Texas’ new attack on transgender care called ‘political ploy’

March 7, 2022
(Photo by Sharon McCutheon on Unsplash)

One week before statewide primary elections, Texas governor Greg Abbott and Texas attorney general Ken Paxton launched an attack on the state’s transgender children and their families, threatening to charge parents, teachers, and medical professionals with child abuse if they help provide gender-affirming care to minors.

“It is clearly and explicitly a political ploy, and it’s about power and retaining power,” said Presbyterian minister and transgender advocate Remington Johnson. “And the people they are using to get their power from are children. They are hurting children to try to hold onto their power.”

Statewide, parents of transgender children were sent into a panic by the governor’s February 22 letter to the Texas Department of Family and Protective Services about “conduct[ing] a prompt and thorough investigation of any reported instances” of children receiving “abusive gender-transitioning procedures.”

The governor based his demand on a ruling the week before by the attorney general that “so-called ‘sex change’ procedures constitute child abuse under existing Texas law.”

“It’s really scary. They’re now attacking anyone who supports trans kids,” said Rachel Gonzales, a Dallas parent of a transgender child. “He’s coming after everyone. It’s a ridiculous, theatrical showdown.”

The timing of Abbott and Paxton’s coordinated announcement says everything about their motivation, Gonzales asserted. Both men faced primary challenges from the far right.

Johnson, who lives in Austin, is a frequent presence at the state capitol advocating for transgender rights.

Sadly, Johnson said, recent attempts to legislate against transgender people often have been couched in language of religious freedom, basically granting conservative Christians the right to refuse to do anything they oppose or deny the existence of people they don’t want to see.

It’s a deliberate change of course from the so-called bathroom bills that were popular two years ago. Johnson said Republicans are constantly looking for an issue that turns out Republican voters but doesn’t turn out Democrats.

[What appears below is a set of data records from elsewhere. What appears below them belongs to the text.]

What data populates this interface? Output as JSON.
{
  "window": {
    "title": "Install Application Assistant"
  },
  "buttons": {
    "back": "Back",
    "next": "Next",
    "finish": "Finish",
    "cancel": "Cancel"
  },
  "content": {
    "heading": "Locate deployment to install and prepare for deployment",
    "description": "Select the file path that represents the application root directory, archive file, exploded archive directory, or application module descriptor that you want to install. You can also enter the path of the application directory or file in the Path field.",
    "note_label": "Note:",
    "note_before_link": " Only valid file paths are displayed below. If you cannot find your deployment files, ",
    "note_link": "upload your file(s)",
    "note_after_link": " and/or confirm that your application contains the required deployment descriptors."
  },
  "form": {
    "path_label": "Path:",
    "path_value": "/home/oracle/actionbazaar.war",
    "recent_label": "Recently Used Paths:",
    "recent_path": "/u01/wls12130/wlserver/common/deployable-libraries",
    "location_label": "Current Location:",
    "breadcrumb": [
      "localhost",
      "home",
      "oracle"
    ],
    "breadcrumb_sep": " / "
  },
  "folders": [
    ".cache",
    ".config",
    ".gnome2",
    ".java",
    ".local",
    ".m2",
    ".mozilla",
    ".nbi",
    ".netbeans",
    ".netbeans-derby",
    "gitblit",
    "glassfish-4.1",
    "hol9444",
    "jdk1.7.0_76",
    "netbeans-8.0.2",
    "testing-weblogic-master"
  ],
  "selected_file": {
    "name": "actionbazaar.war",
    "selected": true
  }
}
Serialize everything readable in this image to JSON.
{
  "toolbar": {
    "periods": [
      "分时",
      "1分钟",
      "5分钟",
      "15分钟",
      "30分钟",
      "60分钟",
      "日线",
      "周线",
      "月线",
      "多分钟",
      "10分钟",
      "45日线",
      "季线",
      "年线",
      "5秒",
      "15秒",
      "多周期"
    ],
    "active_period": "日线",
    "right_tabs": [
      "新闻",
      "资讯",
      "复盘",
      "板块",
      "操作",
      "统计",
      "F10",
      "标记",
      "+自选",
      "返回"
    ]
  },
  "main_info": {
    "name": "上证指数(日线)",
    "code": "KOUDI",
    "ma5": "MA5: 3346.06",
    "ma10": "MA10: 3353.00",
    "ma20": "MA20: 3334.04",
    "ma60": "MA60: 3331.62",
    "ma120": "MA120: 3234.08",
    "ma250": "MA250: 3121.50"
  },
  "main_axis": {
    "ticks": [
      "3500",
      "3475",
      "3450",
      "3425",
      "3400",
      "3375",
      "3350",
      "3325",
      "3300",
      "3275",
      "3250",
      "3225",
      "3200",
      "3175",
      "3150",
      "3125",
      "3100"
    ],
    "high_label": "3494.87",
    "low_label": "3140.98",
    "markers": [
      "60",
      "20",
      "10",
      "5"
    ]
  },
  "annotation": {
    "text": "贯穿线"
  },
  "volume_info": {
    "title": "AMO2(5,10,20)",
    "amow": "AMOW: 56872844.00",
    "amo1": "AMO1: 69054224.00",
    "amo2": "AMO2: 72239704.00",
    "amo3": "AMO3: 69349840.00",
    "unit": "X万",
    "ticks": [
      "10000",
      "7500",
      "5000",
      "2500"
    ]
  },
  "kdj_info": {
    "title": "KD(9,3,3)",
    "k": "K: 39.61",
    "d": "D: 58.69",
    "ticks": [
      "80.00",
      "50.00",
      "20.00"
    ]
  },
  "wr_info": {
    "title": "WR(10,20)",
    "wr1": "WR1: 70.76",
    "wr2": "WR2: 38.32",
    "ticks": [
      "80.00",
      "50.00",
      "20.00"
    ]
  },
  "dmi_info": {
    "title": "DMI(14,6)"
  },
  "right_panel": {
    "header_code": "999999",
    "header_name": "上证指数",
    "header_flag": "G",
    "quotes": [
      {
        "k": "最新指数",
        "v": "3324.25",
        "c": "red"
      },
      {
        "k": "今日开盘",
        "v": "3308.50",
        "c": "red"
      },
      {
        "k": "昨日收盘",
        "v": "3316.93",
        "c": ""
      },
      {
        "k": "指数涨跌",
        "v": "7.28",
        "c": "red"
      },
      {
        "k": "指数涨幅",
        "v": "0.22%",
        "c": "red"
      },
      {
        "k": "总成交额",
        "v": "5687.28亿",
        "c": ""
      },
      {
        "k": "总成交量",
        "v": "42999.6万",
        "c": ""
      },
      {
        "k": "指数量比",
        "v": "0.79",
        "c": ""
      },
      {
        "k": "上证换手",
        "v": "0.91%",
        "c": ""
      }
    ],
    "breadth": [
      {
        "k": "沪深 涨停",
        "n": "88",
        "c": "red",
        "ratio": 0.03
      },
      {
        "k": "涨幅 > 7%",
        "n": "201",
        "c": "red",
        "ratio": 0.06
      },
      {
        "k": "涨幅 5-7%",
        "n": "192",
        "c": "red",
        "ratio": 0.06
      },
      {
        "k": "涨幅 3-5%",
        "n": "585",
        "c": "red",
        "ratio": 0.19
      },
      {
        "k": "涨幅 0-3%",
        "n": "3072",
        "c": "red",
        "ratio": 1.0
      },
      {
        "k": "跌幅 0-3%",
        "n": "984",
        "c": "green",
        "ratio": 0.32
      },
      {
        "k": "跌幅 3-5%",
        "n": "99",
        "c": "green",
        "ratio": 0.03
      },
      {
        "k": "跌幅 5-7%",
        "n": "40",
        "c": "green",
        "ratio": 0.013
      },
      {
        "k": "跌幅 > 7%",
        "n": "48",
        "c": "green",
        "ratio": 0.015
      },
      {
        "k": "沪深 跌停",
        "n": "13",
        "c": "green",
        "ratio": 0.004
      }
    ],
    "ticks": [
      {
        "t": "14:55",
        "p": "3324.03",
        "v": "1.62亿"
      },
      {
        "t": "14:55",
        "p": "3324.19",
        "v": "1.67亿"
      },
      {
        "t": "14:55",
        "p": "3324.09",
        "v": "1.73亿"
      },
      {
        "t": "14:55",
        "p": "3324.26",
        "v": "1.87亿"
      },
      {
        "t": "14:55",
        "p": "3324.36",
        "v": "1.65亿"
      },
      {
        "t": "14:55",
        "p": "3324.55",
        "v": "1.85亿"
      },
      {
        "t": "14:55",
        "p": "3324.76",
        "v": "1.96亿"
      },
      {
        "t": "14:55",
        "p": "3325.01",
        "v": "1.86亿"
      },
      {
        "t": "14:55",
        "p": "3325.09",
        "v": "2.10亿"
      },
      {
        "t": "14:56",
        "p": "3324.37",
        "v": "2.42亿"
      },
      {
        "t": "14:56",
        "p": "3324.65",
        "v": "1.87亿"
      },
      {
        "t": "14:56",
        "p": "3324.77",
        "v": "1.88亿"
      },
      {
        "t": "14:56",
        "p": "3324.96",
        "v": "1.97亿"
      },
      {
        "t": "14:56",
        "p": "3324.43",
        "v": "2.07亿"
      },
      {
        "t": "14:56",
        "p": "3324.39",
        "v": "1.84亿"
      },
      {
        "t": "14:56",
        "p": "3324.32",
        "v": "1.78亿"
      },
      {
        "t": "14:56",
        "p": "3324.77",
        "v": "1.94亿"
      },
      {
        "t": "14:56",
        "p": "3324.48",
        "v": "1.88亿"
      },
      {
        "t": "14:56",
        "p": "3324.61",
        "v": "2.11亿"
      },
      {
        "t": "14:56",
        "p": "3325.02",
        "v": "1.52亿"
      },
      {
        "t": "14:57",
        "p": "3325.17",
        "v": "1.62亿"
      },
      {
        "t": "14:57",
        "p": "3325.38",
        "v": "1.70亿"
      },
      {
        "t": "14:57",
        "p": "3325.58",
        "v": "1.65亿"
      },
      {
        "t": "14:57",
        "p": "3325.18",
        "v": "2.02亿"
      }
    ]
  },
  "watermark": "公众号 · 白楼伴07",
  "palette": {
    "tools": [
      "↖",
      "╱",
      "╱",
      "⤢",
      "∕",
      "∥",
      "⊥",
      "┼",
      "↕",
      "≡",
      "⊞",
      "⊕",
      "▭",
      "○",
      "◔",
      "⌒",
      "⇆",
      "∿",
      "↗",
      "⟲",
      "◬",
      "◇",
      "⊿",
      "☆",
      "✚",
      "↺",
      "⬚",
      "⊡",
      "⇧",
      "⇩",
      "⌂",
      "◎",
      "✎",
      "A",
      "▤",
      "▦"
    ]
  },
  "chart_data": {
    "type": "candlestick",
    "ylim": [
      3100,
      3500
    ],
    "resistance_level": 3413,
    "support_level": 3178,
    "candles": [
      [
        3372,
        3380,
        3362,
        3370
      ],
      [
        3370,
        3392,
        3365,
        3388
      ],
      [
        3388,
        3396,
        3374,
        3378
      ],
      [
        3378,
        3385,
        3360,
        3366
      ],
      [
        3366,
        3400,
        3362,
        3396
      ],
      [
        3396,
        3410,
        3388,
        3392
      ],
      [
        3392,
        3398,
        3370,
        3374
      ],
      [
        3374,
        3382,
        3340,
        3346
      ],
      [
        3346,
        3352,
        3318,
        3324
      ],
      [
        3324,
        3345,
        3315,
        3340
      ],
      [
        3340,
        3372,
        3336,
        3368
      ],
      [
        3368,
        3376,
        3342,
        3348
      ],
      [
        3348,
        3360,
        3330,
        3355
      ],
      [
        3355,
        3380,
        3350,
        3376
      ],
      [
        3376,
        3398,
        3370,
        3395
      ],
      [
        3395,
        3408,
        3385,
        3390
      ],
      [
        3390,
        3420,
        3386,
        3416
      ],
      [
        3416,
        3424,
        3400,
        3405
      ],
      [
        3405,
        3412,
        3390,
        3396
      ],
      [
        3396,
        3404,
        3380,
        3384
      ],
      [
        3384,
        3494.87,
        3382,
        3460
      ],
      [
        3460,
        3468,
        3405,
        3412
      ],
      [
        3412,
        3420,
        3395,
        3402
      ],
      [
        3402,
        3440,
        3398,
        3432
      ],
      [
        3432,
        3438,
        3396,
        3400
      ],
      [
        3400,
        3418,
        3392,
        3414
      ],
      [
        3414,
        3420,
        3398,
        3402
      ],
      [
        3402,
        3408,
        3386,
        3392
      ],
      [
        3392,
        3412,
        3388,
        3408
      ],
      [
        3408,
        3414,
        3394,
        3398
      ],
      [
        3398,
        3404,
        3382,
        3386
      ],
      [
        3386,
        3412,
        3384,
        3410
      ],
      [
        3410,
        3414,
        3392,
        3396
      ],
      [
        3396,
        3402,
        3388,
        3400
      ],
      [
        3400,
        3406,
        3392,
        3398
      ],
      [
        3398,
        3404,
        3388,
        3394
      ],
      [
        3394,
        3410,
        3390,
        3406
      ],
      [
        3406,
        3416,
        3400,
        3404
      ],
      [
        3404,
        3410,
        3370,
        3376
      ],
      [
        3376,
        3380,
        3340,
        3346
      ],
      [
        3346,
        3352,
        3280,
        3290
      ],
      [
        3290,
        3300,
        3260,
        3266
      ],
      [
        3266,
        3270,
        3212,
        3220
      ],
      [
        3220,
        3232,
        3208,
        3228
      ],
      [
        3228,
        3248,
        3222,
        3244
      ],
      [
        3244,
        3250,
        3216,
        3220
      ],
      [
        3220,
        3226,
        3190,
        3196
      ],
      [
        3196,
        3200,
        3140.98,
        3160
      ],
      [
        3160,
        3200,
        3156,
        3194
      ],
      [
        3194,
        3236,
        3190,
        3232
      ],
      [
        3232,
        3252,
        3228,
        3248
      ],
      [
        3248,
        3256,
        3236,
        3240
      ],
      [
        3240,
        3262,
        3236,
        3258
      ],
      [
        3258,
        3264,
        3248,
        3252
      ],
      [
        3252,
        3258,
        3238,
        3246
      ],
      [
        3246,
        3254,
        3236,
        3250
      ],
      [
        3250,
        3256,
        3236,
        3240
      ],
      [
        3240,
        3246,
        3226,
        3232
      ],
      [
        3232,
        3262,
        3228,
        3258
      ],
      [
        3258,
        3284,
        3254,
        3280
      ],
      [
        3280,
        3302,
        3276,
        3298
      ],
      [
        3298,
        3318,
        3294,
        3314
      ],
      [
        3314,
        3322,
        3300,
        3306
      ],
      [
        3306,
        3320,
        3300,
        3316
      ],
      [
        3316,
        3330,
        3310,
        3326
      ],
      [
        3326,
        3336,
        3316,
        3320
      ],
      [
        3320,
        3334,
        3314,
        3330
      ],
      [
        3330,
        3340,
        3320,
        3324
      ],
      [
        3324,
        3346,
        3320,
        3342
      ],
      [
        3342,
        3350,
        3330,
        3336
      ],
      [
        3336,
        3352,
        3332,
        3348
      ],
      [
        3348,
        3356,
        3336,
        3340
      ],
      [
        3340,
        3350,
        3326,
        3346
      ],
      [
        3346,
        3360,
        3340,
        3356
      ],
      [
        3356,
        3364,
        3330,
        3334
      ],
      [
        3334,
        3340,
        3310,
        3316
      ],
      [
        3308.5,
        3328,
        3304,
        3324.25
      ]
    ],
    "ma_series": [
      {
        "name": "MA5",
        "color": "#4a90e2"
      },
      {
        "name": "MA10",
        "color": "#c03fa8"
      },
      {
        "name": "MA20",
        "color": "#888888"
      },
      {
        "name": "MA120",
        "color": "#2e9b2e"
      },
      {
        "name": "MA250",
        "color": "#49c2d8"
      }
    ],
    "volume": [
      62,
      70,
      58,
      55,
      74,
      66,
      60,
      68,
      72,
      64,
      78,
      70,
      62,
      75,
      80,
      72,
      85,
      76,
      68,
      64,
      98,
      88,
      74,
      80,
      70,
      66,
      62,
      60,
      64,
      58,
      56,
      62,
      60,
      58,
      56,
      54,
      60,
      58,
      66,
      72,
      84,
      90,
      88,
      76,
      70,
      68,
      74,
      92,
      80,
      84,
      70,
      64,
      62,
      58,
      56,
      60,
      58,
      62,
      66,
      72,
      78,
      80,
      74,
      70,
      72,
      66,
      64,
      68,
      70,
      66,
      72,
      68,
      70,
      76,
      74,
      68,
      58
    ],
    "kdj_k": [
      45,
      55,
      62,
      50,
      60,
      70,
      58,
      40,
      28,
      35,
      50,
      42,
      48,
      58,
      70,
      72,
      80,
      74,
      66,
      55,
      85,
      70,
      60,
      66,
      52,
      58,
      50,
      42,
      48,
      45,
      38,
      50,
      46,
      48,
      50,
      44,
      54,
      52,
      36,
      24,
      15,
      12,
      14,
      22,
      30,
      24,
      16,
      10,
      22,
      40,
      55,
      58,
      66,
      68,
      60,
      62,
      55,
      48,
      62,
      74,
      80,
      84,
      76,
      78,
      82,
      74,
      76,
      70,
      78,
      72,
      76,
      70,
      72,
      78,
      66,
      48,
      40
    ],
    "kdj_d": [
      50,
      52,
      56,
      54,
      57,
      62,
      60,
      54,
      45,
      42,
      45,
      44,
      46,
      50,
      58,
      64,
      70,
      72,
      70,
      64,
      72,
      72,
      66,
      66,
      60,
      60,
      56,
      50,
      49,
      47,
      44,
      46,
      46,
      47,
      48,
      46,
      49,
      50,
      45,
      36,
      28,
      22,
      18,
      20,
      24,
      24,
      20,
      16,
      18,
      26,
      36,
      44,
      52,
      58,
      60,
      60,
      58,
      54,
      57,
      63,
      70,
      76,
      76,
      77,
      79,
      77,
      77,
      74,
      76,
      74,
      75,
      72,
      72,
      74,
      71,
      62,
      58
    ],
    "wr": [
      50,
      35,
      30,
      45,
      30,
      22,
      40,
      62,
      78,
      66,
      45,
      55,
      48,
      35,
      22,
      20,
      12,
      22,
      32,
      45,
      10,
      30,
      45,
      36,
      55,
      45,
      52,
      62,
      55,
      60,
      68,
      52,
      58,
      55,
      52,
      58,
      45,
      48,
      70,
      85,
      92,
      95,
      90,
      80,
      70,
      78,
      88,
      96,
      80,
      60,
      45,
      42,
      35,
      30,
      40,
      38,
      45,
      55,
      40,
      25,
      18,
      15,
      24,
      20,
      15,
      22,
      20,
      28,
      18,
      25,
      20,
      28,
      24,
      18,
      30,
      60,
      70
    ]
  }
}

The answer, Johnson said, is “going after transgender children.” Such legislation fires up support from Republican voters but doesn’t turn out Democratic voters in protest.

The transgender population are easy-to-hide victims, she explained. “Most transgender children are completely invisible. The terrible cruelty of this is that for the parents and children who came out against these bills, they were putting their safety at risk. There were death threats against the parents, one of our trans teens was attacked, and what is harder now is that all these people’s faces are out there.”

After Paxton’s announcement, Gon­zales put together an emergency Zoom call with worried parents of transgender children. With less than 24 hours’ notice, 447 people registered to participate. The main message she tried to convey is “don’t panic,” Gonzales said. While the threat from Abbott and Paxton is real, neither has the authority to alter existing state laws.

But while parents who live near support groups and medical care may get this message, parents and care providers in more remote parts of the state may not, she said. “The thing I’m personally concerned about is the schools in small-town Texas that are seeing this and thinking they have a responsibility to follow through, who don’t know there isn’t actually legal standing.”

All major civil rights groups have issued statements denouncing the Abbott and Paxton play. And five district attorneys have said they will not enforce or facilitate the governor’s demands.

Meanwhile, the White House issued a statement saying it is dangerous for elected officials to label gender-affirming medical care for transgender youth as “child abuse.”

“Conservative officials in Texas and other states across the country should stop inserting themselves into health care decisions” and should not “create needless tension between pediatricians and their patients,” White House principal deputy press secretary Karine Jean-Pierre said. “No parent should face the agony of a politician standing in the way of accessing life-saving care for their child.” —Baptist News Global